Dataset rows for apps and sites
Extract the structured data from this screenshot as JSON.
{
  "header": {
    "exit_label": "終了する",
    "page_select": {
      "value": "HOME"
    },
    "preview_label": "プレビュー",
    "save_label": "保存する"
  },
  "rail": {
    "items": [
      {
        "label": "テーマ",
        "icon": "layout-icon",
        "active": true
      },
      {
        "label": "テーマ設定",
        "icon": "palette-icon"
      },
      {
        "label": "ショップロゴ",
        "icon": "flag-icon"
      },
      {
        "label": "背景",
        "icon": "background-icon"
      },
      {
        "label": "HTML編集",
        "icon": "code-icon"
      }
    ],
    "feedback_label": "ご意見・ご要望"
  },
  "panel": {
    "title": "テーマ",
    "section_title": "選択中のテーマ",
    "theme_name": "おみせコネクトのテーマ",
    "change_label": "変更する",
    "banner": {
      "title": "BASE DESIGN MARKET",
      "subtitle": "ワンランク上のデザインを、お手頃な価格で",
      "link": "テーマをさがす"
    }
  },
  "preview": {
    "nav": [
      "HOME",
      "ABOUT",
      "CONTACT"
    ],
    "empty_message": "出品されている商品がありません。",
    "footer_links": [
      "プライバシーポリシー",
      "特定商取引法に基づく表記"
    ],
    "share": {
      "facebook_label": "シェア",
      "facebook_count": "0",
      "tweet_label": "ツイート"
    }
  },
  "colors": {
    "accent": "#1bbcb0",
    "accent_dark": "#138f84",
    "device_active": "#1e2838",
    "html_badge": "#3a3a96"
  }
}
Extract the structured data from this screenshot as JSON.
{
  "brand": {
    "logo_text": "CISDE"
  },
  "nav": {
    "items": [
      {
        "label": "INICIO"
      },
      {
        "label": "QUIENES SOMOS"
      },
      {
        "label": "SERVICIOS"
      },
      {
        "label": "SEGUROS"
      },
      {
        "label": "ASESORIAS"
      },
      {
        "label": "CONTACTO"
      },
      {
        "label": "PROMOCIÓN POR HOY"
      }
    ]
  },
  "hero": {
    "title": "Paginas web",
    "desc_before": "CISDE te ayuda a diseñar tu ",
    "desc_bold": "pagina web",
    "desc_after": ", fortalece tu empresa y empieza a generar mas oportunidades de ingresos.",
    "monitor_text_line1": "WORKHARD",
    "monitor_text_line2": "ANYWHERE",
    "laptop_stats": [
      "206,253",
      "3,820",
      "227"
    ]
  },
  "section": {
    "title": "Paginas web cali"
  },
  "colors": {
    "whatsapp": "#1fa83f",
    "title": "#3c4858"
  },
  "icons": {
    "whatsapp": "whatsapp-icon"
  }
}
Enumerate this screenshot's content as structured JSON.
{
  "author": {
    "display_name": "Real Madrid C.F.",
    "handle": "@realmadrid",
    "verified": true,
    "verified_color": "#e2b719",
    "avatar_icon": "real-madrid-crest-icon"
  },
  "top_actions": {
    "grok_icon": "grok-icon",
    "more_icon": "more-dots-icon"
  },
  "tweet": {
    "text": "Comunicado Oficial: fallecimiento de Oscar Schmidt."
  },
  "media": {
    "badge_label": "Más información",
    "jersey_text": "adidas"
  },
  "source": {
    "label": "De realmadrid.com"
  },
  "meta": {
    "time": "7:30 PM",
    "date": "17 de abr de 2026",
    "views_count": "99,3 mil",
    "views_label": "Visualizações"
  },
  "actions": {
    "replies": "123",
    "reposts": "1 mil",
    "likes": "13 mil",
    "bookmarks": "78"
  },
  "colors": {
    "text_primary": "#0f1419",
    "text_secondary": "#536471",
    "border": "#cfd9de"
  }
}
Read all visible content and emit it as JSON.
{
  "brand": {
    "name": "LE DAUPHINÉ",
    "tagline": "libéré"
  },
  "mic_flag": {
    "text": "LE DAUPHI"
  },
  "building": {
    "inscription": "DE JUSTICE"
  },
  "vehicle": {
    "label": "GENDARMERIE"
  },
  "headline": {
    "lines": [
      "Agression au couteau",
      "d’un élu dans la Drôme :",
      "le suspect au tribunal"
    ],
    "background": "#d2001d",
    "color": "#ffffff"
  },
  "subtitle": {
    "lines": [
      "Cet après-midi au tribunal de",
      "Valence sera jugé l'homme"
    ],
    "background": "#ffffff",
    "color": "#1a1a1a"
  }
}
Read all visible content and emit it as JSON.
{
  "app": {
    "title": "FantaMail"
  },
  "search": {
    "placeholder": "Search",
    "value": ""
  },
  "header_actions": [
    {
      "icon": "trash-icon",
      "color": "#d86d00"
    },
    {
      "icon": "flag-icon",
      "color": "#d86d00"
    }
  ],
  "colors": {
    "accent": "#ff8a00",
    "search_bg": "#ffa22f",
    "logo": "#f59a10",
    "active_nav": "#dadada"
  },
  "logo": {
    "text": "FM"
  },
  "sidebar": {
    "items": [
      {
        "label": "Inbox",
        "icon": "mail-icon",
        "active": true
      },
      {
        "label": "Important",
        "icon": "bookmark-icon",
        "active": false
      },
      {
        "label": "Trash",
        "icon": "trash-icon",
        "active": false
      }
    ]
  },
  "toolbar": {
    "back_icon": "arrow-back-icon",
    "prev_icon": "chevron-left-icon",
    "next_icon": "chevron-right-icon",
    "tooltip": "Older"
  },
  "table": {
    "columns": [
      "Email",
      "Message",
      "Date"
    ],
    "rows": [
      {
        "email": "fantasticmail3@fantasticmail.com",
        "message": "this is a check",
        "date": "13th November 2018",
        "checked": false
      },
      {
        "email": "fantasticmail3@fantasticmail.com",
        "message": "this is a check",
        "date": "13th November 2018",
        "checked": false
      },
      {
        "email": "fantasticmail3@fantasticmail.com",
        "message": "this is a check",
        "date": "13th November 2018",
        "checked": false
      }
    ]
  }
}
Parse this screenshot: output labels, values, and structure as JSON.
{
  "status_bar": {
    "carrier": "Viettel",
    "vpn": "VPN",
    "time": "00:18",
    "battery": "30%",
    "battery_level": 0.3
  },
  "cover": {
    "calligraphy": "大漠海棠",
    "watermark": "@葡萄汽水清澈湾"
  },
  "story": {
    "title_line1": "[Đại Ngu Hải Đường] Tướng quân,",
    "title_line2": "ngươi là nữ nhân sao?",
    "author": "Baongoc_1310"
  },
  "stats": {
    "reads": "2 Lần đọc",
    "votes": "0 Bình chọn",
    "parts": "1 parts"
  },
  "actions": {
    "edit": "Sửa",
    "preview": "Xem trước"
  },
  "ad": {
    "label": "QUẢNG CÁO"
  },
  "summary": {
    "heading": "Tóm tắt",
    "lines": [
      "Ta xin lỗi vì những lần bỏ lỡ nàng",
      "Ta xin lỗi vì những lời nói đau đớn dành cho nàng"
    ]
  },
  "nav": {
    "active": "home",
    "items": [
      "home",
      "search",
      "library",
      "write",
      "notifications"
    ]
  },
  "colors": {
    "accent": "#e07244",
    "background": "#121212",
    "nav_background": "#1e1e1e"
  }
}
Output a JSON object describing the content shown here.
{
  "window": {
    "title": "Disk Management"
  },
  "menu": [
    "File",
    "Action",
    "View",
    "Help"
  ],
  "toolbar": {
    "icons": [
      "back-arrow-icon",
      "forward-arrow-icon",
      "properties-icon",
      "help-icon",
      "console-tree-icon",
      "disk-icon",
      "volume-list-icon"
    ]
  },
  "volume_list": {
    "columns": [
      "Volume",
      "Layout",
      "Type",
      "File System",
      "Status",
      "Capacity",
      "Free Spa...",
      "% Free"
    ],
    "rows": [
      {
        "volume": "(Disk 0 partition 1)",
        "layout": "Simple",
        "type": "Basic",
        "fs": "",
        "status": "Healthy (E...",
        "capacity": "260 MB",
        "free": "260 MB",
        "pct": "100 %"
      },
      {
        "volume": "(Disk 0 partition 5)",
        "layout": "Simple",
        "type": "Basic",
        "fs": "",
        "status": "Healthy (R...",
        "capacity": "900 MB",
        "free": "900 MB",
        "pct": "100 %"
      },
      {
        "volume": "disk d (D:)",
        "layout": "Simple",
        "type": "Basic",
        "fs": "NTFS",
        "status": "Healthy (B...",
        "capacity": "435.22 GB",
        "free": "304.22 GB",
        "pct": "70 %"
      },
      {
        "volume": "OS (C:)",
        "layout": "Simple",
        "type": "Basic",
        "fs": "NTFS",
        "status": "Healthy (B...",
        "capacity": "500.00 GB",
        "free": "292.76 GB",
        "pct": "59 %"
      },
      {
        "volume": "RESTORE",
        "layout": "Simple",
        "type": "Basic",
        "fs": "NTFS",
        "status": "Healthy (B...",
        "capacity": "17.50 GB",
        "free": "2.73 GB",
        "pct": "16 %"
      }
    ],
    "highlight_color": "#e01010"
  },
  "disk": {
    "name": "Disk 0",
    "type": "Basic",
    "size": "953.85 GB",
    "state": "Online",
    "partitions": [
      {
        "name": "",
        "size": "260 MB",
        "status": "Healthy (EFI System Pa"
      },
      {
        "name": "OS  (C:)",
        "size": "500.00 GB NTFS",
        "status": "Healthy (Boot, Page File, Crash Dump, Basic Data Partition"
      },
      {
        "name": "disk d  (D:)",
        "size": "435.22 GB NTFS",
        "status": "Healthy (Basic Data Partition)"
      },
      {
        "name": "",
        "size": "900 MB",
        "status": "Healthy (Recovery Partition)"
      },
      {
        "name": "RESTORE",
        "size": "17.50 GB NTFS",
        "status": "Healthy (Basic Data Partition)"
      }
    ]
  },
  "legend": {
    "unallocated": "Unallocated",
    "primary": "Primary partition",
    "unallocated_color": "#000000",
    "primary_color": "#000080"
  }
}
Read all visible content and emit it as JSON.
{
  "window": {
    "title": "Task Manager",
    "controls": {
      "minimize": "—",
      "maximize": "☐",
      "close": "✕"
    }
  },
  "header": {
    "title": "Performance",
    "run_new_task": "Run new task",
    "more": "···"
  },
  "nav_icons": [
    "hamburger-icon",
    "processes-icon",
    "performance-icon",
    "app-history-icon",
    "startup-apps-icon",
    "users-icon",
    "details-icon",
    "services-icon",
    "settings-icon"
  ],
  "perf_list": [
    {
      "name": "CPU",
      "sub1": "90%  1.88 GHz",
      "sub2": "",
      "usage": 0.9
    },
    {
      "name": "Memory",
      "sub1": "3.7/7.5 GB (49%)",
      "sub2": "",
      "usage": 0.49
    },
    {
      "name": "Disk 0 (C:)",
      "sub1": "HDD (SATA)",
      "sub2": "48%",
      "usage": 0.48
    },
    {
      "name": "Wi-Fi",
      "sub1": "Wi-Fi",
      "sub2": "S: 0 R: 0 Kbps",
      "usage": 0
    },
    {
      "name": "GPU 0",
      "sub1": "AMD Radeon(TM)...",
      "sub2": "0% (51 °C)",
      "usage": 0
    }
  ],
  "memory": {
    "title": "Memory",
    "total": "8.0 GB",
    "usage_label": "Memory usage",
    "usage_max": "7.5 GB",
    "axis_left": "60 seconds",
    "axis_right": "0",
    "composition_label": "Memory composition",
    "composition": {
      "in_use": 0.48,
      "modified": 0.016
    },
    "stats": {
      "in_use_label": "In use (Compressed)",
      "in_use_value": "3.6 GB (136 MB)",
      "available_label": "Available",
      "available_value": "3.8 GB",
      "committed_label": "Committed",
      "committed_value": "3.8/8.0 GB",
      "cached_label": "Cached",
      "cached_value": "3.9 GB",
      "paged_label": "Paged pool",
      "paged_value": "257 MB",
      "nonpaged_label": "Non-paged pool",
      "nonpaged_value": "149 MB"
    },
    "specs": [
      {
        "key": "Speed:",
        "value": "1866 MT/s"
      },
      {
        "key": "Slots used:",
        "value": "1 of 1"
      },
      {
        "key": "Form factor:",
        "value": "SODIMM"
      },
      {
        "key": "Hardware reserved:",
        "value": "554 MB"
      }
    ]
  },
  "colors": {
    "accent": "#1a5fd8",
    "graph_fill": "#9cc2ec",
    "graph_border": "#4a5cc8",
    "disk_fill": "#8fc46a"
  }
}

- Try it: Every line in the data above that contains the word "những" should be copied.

- Reply:
      "Ta xin lỗi vì những lần bỏ lỡ nàng",
      "Ta xin lỗi vì những lời nói đau đớn dành cho nàng"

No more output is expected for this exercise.